Data records for software interfaces:
- - -

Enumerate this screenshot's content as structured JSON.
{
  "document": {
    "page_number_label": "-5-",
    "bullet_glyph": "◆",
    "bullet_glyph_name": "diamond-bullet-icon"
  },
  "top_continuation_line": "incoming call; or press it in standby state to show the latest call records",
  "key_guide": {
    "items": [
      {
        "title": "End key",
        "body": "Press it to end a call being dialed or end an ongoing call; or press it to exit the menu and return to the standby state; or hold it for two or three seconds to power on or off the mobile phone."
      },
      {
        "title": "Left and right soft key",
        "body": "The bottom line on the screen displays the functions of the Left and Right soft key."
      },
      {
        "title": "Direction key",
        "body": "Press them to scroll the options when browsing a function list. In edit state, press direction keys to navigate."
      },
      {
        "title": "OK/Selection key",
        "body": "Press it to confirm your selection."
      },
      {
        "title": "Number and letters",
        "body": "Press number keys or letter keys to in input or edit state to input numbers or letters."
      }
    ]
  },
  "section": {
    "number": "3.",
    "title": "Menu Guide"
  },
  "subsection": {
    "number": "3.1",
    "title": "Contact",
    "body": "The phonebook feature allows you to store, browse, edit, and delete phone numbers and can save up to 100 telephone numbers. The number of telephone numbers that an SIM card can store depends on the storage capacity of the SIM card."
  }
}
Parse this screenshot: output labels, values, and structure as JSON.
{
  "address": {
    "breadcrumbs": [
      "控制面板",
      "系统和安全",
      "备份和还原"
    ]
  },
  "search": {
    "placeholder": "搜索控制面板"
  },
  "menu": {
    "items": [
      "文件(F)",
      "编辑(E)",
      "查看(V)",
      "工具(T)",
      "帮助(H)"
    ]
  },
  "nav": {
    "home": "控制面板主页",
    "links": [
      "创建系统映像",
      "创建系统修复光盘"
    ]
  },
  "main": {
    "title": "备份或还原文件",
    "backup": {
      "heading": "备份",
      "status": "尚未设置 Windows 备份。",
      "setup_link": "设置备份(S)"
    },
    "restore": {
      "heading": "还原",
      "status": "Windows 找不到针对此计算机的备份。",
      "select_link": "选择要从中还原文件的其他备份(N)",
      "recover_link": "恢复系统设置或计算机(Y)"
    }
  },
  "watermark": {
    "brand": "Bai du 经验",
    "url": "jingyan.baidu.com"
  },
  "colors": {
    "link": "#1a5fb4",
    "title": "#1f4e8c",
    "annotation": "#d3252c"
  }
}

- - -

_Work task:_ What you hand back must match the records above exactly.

_Worked solution:_
Enumerate this screenshot's content as structured JSON.
{
  "document": {
    "page_number_label": "-5-",
    "bullet_glyph": "◆",
    "bullet_glyph_name": "diamond-bullet-icon"
  },
  "top_continuation_line": "incoming call; or press it in standby state to show the latest call records",
  "key_guide": {
    "items": [
      {
        "title": "End key",
        "body": "Press it to end a call being dialed or end an ongoing call; or press it to exit the menu and return to the standby state; or hold it for two or three seconds to power on or off the mobile phone."
      },
      {
        "title": "Left and right soft key",
        "body": "The bottom line on the screen displays the functions of the Left and Right soft key."
      },
      {
        "title": "Direction key",
        "body": "Press them to scroll the options when browsing a function list. In edit state, press direction keys to navigate."
      },
      {
        "title": "OK/Selection key",
        "body": "Press it to confirm your selection."
      },
      {
        "title": "Number and letters",
        "body": "Press number keys or letter keys to in input or edit state to input numbers or letters."
      }
    ]
  },
  "section": {
    "number": "3.",
    "title": "Menu Guide"
  },
  "subsection": {
    "number": "3.1",
    "title": "Contact",
    "body": "The phonebook feature allows you to store, browse, edit, and delete phone numbers and can save up to 100 telephone numbers. The number of telephone numbers that an SIM card can store depends on the storage capacity of the SIM card."
  }
}
Parse this screenshot: output labels, values, and structure as JSON.
{
  "address": {
    "breadcrumbs": [
      "控制面板",
      "系统和安全",
      "备份和还原"
    ]
  },
  "search": {
    "placeholder": "搜索控制面板"
  },
  "menu": {
    "items": [
      "文件(F)",
      "编辑(E)",
      "查看(V)",
      "工具(T)",
      "帮助(H)"
    ]
  },
  "nav": {
    "home": "控制面板主页",
    "links": [
      "创建系统映像",
      "创建系统修复光盘"
    ]
  },
  "main": {
    "title": "备份或还原文件",
    "backup": {
      "heading": "备份",
      "status": "尚未设置 Windows 备份。",
      "setup_link": "设置备份(S)"
    },
    "restore": {
      "heading": "还原",
      "status": "Windows 找不到针对此计算机的备份。",
      "select_link": "选择要从中还原文件的其他备份(N)",
      "recover_link": "恢复系统设置或计算机(Y)"
    }
  },
  "watermark": {
    "brand": "Bai du 经验",
    "url": "jingyan.baidu.com"
  },
  "colors": {
    "link": "#1a5fb4",
    "title": "#1f4e8c",
    "annotation": "#d3252c"
  }
}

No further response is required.